Papademos had floated the idea of the party leaders joining him in the talks with the troika representatives to argue the case for a different set of measures with equivalent fiscal results. Giorgos Karatzaferis, leader of the populist right Popular Orthodox Rally party has refused.
“I will go (to the Prime Minister’s office) when the guests have gone,” Karatzaferis said.
It is not yet known whether socialist leader George Papandreou — whom Papademos replaced as Prime Minister in November — and conservative leader Antonis Samaras will agree to meet the EU-IMF representatives.
Unions and employers’ associations in Greece strongly oppose cuts in private sector wages, warning it would deepen a recession, already in its fourth year, with unemployment topping 19 per cent.
Politicians also balk at proposals that are certain to deepen public anger over loss of income.
“The (debt inspectors) want to make Greece more competitive and they have a certain view on how that should be done. We do not have the same view,” a senior government official said after an earlier round of talks between Papademos and the troika that went past midnight on Saturday. He asked not to be named because talks are ongoing.

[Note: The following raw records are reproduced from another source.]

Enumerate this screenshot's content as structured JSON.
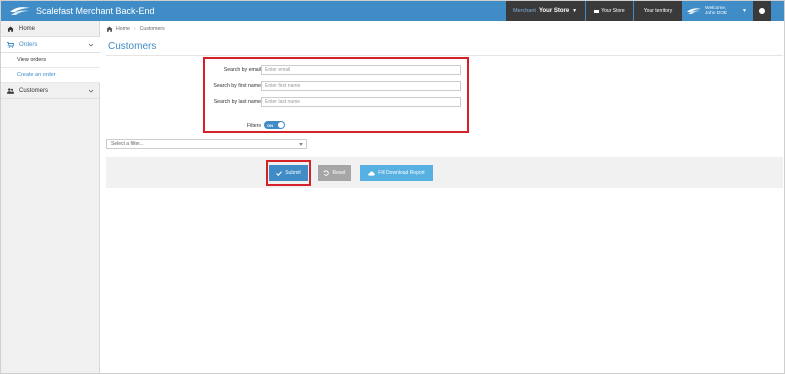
{
  "header": {
    "app_title": "Scalefast Merchant Back-End",
    "store_label": "Merchant",
    "store_value": "Your Store",
    "store2_label": "Your Store",
    "territory_label": "Your territory",
    "welcome_line1": "Welcome,",
    "welcome_line2": "John DOE"
  },
  "sidebar": {
    "items": [
      {
        "label": "Home"
      },
      {
        "label": "Orders"
      },
      {
        "label": "View orders"
      },
      {
        "label": "Create an order"
      },
      {
        "label": "Customers"
      }
    ]
  },
  "breadcrumb": {
    "home": "Home",
    "current": "Customers"
  },
  "page": {
    "title": "Customers"
  },
  "search": {
    "email_label": "Search by email",
    "email_placeholder": "Enter email",
    "first_label": "Search by first name",
    "first_placeholder": "Enter first name",
    "last_label": "Search by last name",
    "last_placeholder": "Enter last name",
    "filters_label": "Filters",
    "toggle_text": "ON"
  },
  "filter_select": {
    "placeholder": "Select a filter..."
  },
  "actions": {
    "submit": "Submit",
    "reset": "Reset",
    "report": "Fill Download Report"
  },
  "colors": {
    "brand_blue": "#3f8cc7",
    "dark_nav": "#3a3a3a",
    "highlight_red": "#d3222a"
  }
}
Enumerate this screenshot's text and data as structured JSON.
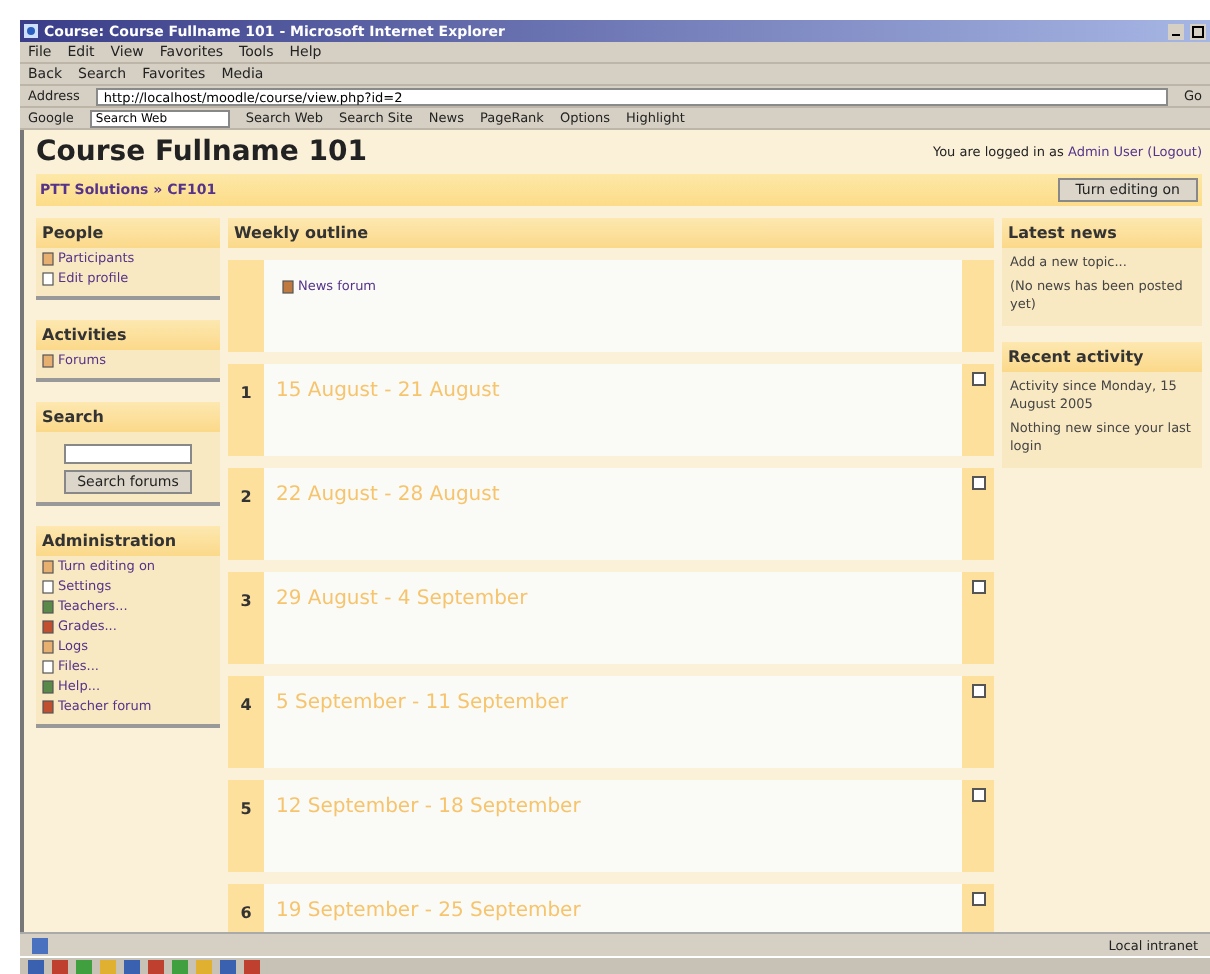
{
  "window": {
    "title": "Course: Course Fullname 101 - Microsoft Internet Explorer"
  },
  "menu_bar": [
    "File",
    "Edit",
    "View",
    "Favorites",
    "Tools",
    "Help"
  ],
  "toolbar": [
    "Back",
    "Search",
    "Favorites",
    "Media"
  ],
  "address_bar": {
    "label": "Address",
    "value": "http://localhost/moodle/course/view.php?id=2",
    "go": "Go"
  },
  "google_bar": {
    "label": "Google",
    "field": "Search Web",
    "buttons": [
      "Search Web",
      "Search Site",
      "News",
      "PageRank",
      "Options",
      "Highlight"
    ]
  },
  "page": {
    "title": "Course Fullname 101",
    "login": {
      "prefix": "You are logged in as",
      "user": "Admin User",
      "logout": "(Logout)"
    },
    "breadcrumb": "PTT Solutions » CF101",
    "edit_button": "Turn editing on"
  },
  "left_blocks": [
    {
      "title": "People",
      "kind": "links",
      "items": [
        "Participants",
        "Edit profile"
      ]
    },
    {
      "title": "Activities",
      "kind": "links",
      "items": [
        "Forums"
      ]
    },
    {
      "title": "Search",
      "kind": "search",
      "button": "Search forums"
    },
    {
      "title": "Administration",
      "kind": "links",
      "items": [
        "Turn editing on",
        "Settings",
        "Teachers...",
        "Grades...",
        "Logs",
        "Files...",
        "Help...",
        "Teacher forum"
      ]
    }
  ],
  "outline": {
    "title": "Weekly outline",
    "sections": [
      {
        "items": [
          "News forum"
        ]
      },
      {
        "number": "1",
        "dates": "15 August - 21 August"
      },
      {
        "number": "2",
        "dates": "22 August - 28 August"
      },
      {
        "number": "3",
        "dates": "29 August - 4 September"
      },
      {
        "number": "4",
        "dates": "5 September - 11 September"
      },
      {
        "number": "5",
        "dates": "12 September - 18 September"
      },
      {
        "number": "6",
        "dates": "19 September - 25 September"
      }
    ]
  },
  "right_blocks": [
    {
      "title": "Latest news",
      "lines": [
        "Add a new topic...",
        "(No news has been posted yet)"
      ]
    },
    {
      "title": "Recent activity",
      "lines": [
        "Activity since Monday, 15 August 2005",
        "Nothing new since your last login"
      ]
    }
  ],
  "status_bar": {
    "zone": "Local intranet"
  }
}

Finance Minister Evangelos Venizelos described the talks Saturday as being “at the razor’s edge.”
“There is a very small margin separating a successful end in (negotiations) from an impasse that could be due to a misunderstanding,” he said.
The government must also meet with representatives of banks to clinch a bond swap deal that will reduce Greece’s debt by euro100 billion ($131.6 billion). Besides the main negotiators, Charles Dallara, managing director of Washington-based Institute of International Finance (IIF), and Jean Lemierre, senior adviser to the chairman of French bank BNP Paribas, Deutsche Bank CEO Josef Ackermann, who is also the IIF board chairman, is in Athens to take part in the talks.